Alexis de Tocqueville was profoundly move d by America’s spirit of volunteerism when he toured the United States in 1831, he recognized the way Americans were prompt to assist one another and to sacrifice part of their time to for the welfare of the state (Bertagna, 2012). This is the true spirit of volunteerism, when people devote their time and energy to assist in pursuing and obtaining a greater good. The role volunteers play in modern organizations is of paramount importance, they donate their time, their talent, and their knowledge to support and assist with causes they believe in and where they have placed their hopes and their hearts. Those individuals who perform hours of service without compensation do it for civic, charitable, or humanitarian reasons deserve to be recognized and respected, deserve to be honored for what they do.
Bertagna, B.R., (2012). For-profit volunteers: The fair labor standards a CT’s limits on volunteering in the private sector. Daily Labor Report. The Bureau of National Affairs. 179 DLR I-.Retrieved from http://www.paulhastings.com/Resources/Upload/Publications/2262.pdf.
Edwards, H.C., (2008). Volunteers in leadership roles: Successfully engaging advisory councils. International Journal of Volunteer Administration. 25(2). Retrieved from:http://www.ijova.org/PDF/IJOVA%20Sample%201%20Manuscript%20May%2014.pdf.
Ellis, S., (2003). Do volunteers deserve the board’s attention? Nonprofit World. 21 (1) 19-21.January/February 2003.ICNL (2013) FAQ. International Center for Not-For-Profit Law. Washington, DC. Retrieved from http://www.icnl.org/contact/faq/index.html.
Lawrence, A. and Weber, J., (2011) Business and society: Stakeholders, ethics, public policy (13th Ed). New York, NY: McGraw-Hill/Irwin.
Lewis, L.K., Hamel, S. A., and Richardson, B.K., (2001). Communicating change to nonprofit stakeholders: Models and predictors of implementers’ approaches. Management Communication Quarterly. 15 (1). Pp.15-41
Kipp, M.F,. (2009). Rethinking the nonprofit board. Nonprofit World. 27(6), pp. 20-21.
Pearce, J.L., (1982). Leading and following volunteers: Implications for a changing society. Journal of Applied Behavioral Science. 18 (3), pp. 385-394.
Reiss, A.H. (1990) Bottom line: A working board of directors. Management Review. 79(5), pp. 37-38. Retrieved from
Hansen, C., (2014). Why is volunteering important? Volunteer Resource Center. (VRC). Retrieved from http://www.idealist.org/info/Volunteer/Why.
Bruce, T. R. and Martin, P. W., (1992). Legal Information Institute.

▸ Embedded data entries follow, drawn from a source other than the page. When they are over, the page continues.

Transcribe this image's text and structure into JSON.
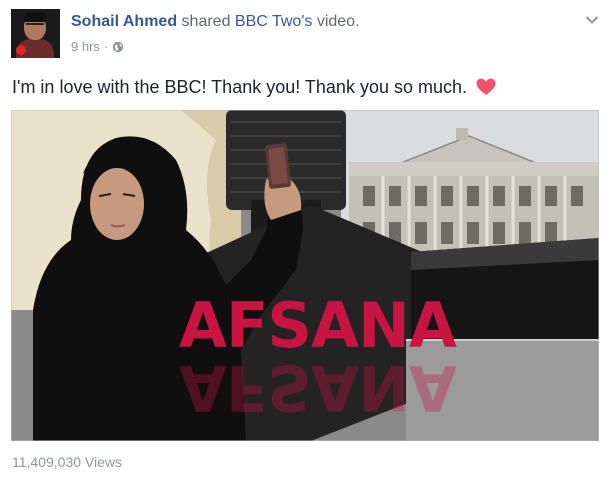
{
  "post": {
    "author": "Sohail Ahmed",
    "shared_text": "shared",
    "shared_link": "BBC Two's",
    "shared_suffix": "video.",
    "time": "9 hrs",
    "separator": "·",
    "privacy_icon": "globe-icon",
    "menu_icon": "chevron-down-icon",
    "message": "I'm in love with the BBC! Thank you! Thank you so much.",
    "message_emoji": "heart-icon"
  },
  "video": {
    "title_art": "AFSANA"
  },
  "stats": {
    "views": "11,409,030 Views"
  },
  "colors": {
    "link": "#365899",
    "meta": "#90949c",
    "heart": "#f25268",
    "title_art": "#c81443"
  }
}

Retrieved from http://www.law.cornell.edu/wex/non-profit_organizations.
Dreger, D.C., (1996). Importance of Volunteers for Non Profit Organizations … Retrieved from http://www.cdsfunds.com/volunteers_what_can_they_do_for_you.html.
Ingram, D., (2009). Non-Profit Organization vs. Profit Organization. Demand Media. Retrieved from http://smallbusiness.chron.com/non-profit-organization-vs-profit-organization-4150.html. Service Corps of Retired Executives (SCORE). (n.d). Non-profit vs. For-Profit. Retrieved from http://scoreknox.org/library/versus.htm.
The HR Specialist, (2002). Employment Law. Volunteers’ at for-profit companies: Should they be paid? Compensation and Benefits, Human Resources http://www.businessmanagementdaily.com/775/volunteers-at-for-profit-companies-should-they-be-paid.
Tuschman, R., (2012). Using Volunteers and Interns: Is It Legal? Retrieved from http://www.forbes.com/sites/richardtuschman/2012/08/24/using-volunteers-and-interns-is-it-legal/.
Courtney from Study Moose
Hi there, would you like to get such a paper? How about receiving a customized one? Check it out https://goo.gl/3TYhaX